What Is a Slot?

A slot is a narrow opening in a machine or container into which something can be inserted. In a computer, a slot is an expansion port for a peripheral component. It may also refer to a memory location. In gambling, a slot is a place in the game where you can bet your money. The term is also used to describe the position of a player’s chips in relation to those of others at the table.

Despite being a casino staple, slot machines are still considered to be dangerous by many people. They are often associated with gambling addiction, which is a complex and serious problem. Those who seek treatment for slot-related addiction usually struggle with a combination of factors, including cognitive, social, and emotional issues.

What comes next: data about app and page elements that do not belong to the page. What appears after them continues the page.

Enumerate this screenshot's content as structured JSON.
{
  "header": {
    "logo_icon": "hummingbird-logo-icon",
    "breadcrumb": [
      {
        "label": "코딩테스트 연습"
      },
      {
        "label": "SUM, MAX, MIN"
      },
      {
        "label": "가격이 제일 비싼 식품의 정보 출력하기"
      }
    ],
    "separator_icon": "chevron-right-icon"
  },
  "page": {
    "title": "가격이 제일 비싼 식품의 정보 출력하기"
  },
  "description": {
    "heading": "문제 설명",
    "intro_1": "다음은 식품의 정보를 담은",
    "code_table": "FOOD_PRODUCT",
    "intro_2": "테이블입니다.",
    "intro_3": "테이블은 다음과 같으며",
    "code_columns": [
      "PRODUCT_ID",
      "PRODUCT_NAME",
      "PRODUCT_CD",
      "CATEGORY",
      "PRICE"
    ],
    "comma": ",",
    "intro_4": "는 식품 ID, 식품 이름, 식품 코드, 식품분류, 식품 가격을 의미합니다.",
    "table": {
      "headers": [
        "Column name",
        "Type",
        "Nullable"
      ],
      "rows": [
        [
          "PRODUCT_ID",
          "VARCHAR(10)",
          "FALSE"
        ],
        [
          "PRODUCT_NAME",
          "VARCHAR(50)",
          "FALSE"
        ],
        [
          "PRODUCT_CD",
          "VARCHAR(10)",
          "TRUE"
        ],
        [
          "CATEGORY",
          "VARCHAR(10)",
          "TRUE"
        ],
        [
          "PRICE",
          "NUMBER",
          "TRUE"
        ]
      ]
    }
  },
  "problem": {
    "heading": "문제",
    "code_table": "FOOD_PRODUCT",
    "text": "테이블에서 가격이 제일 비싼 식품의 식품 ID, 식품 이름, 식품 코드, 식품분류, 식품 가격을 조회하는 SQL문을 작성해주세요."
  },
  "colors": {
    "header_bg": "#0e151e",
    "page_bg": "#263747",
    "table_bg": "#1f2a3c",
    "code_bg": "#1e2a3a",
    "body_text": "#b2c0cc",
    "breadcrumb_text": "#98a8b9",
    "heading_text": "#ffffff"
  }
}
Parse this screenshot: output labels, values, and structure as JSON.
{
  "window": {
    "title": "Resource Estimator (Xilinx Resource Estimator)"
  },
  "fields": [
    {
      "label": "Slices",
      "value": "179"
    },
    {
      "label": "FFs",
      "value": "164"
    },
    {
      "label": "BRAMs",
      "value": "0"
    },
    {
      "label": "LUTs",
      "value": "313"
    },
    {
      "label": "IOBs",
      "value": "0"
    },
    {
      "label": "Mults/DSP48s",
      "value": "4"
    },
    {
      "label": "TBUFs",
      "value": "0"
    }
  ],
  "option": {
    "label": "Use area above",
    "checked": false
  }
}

Some of the biggest risk factors include playing too much, getting greedy, and betting more than you can afford to lose.

The first step to overcoming a problem with slot machines is understanding how they work. Slots are randomly generated by a computer program, and there are no guarantees that you will win or lose. The odds of winning are based on the probability that a particular symbol will appear, and the amount you win depends on how many symbols land in a row. In addition to the main symbols, some slot games have additional symbols and special features that increase your chances of winning.

Most slot games have a theme, and the symbols used to represent that theme vary by machine. Common symbols include fruits, bells, and stylized lucky sevens. In some slots, the symbols form a payline that must be completed to earn a payout. Many slot games also have bonus features that award players with additional credits or prizes. The payout values for these features are listed in the game’s pay table.

You can find the pay table for a slot machine on its face or, on video slot machines, on a help screen. Alternatively, you can look up the information online. A pay table can also give you a better idea of how the machine works, including how to activate a certain feature or what combinations of symbols will trigger a winning spin.

Many people believe that slot machines are “hot” or “cold,” but this is untrue. The random number generator (RNG) that determines whether or not you win has no connection to the machine’s previous results. While it may seem that some machines are more likely to hit at night, this is not true. In addition, casinos are legally required to payout equal amounts to all players regardless of the time of day.